BALTIMORE — For two months and just over 45 innings this season Cubs right-hander Keegan Thompson pitched like a budding National League All-Star.
And then came Tuesday’s 9-3 loss to a crap Orioles team at Camden Yards.
“Tonight was one of those nights that happen in baseball,” catcher Willson Contreras said.
But with a second-year pitcher making his 11th big-league start, it also was a reminder of what the Cubs are doing this year, where they are compared to when, say, Jon Lester might have a similar clunker during a long season on “one of those nights.”
Thompson may yet make that All-Star team, this year or another.

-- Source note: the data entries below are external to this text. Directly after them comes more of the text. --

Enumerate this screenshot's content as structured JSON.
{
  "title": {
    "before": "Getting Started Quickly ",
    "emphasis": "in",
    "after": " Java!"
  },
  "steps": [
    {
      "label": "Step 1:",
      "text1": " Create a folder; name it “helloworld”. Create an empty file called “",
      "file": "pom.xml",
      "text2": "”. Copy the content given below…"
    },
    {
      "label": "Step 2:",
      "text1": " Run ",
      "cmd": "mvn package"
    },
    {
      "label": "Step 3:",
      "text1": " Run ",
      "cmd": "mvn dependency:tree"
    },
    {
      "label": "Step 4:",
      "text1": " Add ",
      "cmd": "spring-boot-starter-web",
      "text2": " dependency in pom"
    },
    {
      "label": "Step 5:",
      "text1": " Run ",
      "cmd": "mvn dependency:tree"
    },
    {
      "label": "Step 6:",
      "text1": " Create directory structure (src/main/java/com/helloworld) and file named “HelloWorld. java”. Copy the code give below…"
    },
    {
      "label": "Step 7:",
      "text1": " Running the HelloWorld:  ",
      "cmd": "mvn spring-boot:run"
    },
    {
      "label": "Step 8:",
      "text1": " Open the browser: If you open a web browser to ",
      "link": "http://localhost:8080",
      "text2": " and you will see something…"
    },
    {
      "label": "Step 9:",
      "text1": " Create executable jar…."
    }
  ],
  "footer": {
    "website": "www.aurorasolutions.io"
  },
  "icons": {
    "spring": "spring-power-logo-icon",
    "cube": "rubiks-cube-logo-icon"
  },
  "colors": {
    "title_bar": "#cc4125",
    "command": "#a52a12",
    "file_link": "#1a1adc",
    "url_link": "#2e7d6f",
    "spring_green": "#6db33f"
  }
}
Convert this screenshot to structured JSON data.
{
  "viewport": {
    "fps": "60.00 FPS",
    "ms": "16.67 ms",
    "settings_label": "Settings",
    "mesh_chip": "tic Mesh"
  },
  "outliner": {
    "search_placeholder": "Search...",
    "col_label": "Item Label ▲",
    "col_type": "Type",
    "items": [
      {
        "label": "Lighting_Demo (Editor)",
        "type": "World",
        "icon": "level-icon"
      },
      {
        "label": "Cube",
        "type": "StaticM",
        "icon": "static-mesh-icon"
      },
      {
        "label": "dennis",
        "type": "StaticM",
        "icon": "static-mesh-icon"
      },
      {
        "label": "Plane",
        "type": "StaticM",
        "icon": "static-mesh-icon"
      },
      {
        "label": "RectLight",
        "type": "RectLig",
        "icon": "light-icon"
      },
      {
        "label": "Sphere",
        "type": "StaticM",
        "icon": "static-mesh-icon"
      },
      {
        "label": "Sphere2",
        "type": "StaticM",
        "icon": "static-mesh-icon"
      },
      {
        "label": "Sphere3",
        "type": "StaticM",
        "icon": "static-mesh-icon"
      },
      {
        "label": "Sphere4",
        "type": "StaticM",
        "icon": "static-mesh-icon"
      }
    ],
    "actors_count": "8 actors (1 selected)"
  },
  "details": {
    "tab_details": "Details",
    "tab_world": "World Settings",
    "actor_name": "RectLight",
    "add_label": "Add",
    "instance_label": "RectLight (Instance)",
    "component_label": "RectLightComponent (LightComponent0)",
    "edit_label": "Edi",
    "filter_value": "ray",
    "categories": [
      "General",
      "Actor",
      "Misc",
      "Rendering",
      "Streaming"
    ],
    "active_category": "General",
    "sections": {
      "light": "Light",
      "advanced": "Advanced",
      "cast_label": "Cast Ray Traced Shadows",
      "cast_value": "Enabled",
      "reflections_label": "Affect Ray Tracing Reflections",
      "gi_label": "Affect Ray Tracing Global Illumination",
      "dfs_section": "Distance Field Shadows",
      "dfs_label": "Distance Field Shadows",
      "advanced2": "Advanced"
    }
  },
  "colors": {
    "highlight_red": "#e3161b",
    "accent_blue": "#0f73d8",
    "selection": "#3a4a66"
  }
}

For now, he’s going to work the next four days on what went wrong during a seven-run, three-homer, two-hit-batter flusher that shot his season ERA from 1.99 to 3.17 in a three-inning second.
“A lot of pitches to hit, a lot of stuff in the zone, a lot of breaking stuff with just not a lot of bite,” manager David Ross said. “The first bad night that we’ve see him have.”
For a pitcher getting a shot to prove he can stick as a big-league starter this year, if not as a part of Jed Hoyer’s “next great Cubs team.”
But also growing pains for a team in a second, more awkward, multiyear rebuild by this big-revenue, big-ticket-prices team.
“He’s pitched really well for us, but tonight he didn’t have the command of pitches like he has,” Contreras said. “The fastball command wasn’t there. The breaking balls were a little flat in the zone.”
And the Cubs dropped to 10 games under .500.
It happened with Alec Mills — who finally was activated from the injured Tuesday — making his five-inning season debut in relief of Thompson and allowing just two runs.
And against the backdrop of veteran Wade Miley’s imminent return from the IL in the next few days. With veteran Drew Smyly due back a few weeks behind that.
With less than two months to another selloff.
With four months left to prove something for anybody who might be left after the trade deadline.
With four months left for team president Hoyer and his staff to evaluate what they have before taking a few more bucks into next year’s free agent market and deciding whether to go big or build another crapshoot roster of short-timer trade candidates.
“You’ve got to forget about this one,” Contreras said of Thompson’s outing. “Forget about this one and work on what you have to do to get back on track.”
Thompson’s not the only one.